Write page three of your autobiography.
= = = =
otherwise unremarkable; however, he did publish a few pieces in his junior high school newspaper, including this one:
Piano on the Beach by Owen Servant
Maybe if I could play a song
You really want to hear
Maybe at sunset on the beach:
Then I could draw you near
And we would kiss beside the sea,
All our past pains forgetting:
Or maybe you’ll never notice me,
Cause I’m a fricking dweeb and just who the hell am I kidding?
As can be seen, Servant’s tendency to rapid mood swings, manic introversion and romantic flights of despair were in evidence even at the age of thirteen. His work with the school newspaper earned him the following comments (and a “B”) from the teacher in charge at that time, one Mrs. Schmaunders:
Owen is a very bright boy with a very dark outlook. He often tells jokes at inappropriate times and seems to have only the dimmest idea of the function of the press; nevertheless, his punctuality is to be commended. His work on collecting photos has been very good; his poetry indicates a need for therapy; and his obsessions with classical music, girls, and comic books indicate a pretty bright future as a social outcast.
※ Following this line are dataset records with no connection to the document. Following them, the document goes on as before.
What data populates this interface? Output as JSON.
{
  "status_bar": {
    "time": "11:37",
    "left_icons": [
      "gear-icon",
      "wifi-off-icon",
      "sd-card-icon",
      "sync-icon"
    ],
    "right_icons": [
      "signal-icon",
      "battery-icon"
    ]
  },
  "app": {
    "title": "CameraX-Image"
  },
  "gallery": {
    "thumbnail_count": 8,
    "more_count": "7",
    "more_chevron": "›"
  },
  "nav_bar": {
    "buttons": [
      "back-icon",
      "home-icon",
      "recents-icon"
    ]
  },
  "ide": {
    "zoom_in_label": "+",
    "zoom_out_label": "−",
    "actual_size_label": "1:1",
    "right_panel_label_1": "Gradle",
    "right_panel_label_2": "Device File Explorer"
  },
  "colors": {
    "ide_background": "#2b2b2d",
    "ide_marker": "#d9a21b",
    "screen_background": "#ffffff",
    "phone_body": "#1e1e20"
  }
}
However, not all of this teachers had such a positive opinion of young Owen; his Physical Education instructor, Coach Bailey, provided the following:
Dressing Out: Yes, but could stand to do laundry more often
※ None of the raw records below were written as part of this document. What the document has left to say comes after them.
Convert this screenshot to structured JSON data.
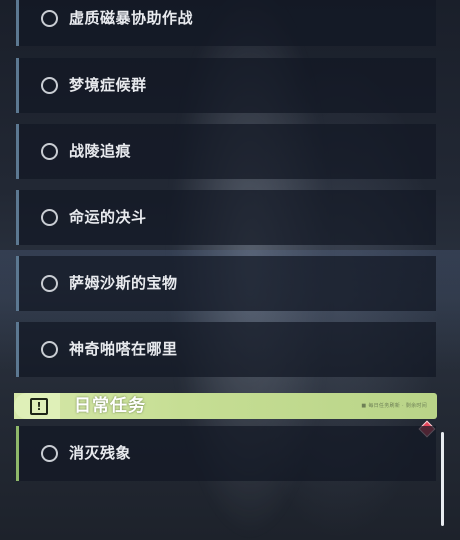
{
  "quests": [
    {
      "label": "虚质磁暴协助作战"
    },
    {
      "label": "梦境症候群"
    },
    {
      "label": "战陵追痕"
    },
    {
      "label": "命运的决斗"
    },
    {
      "label": "萨姆沙斯的宝物"
    },
    {
      "label": "神奇啪嗒在哪里"
    }
  ],
  "daily": {
    "title": "日常任务",
    "tiny_text": "■ 每日任务刷新 · 剩余时间",
    "items": [
      {
        "label": "消灭残象"
      }
    ]
  },
  "colors": {
    "quest_accent": "#5c7891",
    "daily_accent": "#8fb86a",
    "header_green": "#c6de94",
    "marker_red": "#e5455a"
  },
  "icons": {
    "quest_status": "circle-outline-icon",
    "daily_header": "exclamation-box-icon",
    "notification": "diamond-marker-icon"
  }
}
Grasp of Athletic Concepts: Hopeless
Ability to Argue if a Ball was In-or-Out-Of-Bounds: Top Notch
It seems that young Servant was a bundle of nerves; and his inability to communicate with his classmates was at times alarming. Nevertheless, there was something there, as one of his classmates said in his seventh grade yearbook:
you are a nice guy with yore [sic] comic books
but I don’t understand the opera thing maybe
if you listened the commodores more girls would
The first signs that Servant might have an aptitude for numbers showed up at this